The Log Cabin Quilt Block
The log cabin quilt block is one of the most popular and recognizable quilt blocks. It is a great scrappy quilt block, and for that reason it has been made for years by women who only had bits and pieces of fabric.
Traditionally the log cabin quilt block was made with a red center. Then rounds of rectangles, or logs, are placed around it. Half the block is made in a light color, and half the block in a contrasting medium or dark color.
The color is not as important as the value. As you can see in the above picture, the darks are different colors, but all of similar value. When I make log cabin quilts, I do like to repeat the rounds of a single block with the same light fabric. I think it unifies the quilt and makes it a little less busy, but that is just a personal choice.
There are many ways to layout this block when you are done with it. A few of them are pictured at the bottom of the page. There are also many ways to vary this log. In the picture at the top of the page, the center is larger than the logs. You can also make the center the same size as the logs.
This block is easy to chain piece. If you want to sew the logs together a couple at a time, the picture to the left shows you how you would begin, moving in in a clockwise direction. In picture at the top of the page the logs were attached going counter-clockwise.
Here is how you chain a very traditional log cabin quilt block.
You start by selecting the size of your logs. The wider the log, the faster the quilt will be to complete. However, thinner logs make more vintage looking quilts. In this example, let's make them 2-inches finished. To begin you cut one 2 1/2 inch strip for the center, and one 2 1/2 inch strip for the first log. Sew them together, and then cut them apart every 2 1/2 inches. You center piece will look like the above picture, except the center will be smaller.
Now you start adding the rounds. Cut one long 2 1/2 inch strip of the dark or light fabric. Put it under your presser foot, and place one of the cut blocks along the edge, right sides together. Start sewing the blocks on the long piece of fabric. After one is sewn, just slip the next block behind it. When you are done, you cut them apart and press.
Note: If you've never made a log cabin quilt before, I recommend Eleanor Burns book, Quilt in a Day. It is easy to get confused on which way to place the logs. She takes you step-by-step through the process, and with her illustrations, you won't have any problems. Every time I start a new log cabin quilt, I pull out the book to make sure I get started correctly. This book has been out for years, and there are many inexpensive copies of it.
There are other ways to make this block. Some people carefully measure and cut out all the logs in advance. Others paper piece it. However I think you get just as good a quilt with the quick piecing method.
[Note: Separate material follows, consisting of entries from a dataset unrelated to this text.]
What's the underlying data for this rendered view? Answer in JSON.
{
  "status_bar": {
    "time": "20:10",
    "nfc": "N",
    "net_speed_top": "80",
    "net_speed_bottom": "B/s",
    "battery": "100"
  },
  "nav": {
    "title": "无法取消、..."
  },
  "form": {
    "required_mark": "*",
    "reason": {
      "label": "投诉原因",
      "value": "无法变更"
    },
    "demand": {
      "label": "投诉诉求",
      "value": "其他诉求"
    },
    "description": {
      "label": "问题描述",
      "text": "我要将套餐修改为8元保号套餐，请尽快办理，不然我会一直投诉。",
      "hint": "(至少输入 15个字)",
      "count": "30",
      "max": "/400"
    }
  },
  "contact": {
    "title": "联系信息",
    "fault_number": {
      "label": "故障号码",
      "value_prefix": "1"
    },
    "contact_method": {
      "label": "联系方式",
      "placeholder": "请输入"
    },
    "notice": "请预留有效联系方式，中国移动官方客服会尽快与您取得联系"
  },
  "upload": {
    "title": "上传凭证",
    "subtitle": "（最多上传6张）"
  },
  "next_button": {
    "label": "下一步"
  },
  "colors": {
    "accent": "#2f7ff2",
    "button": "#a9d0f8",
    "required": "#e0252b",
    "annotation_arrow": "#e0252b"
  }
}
Eye Candy for Quilters
Wall Hanging any size
Baby 36x36 up to 52x52
Lap 52-68 x 52-96
Twin 64-72 x 86-96
Full 70-88 x 88-100
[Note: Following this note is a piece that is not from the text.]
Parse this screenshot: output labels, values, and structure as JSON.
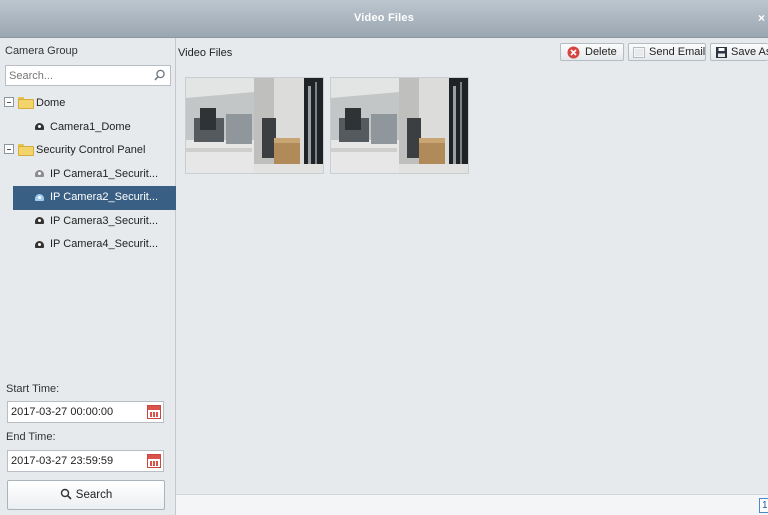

Queen 88-99 x 94-108
King 94-108 x 94-108
Pre-cut Quilt Squares
Finishing Your Project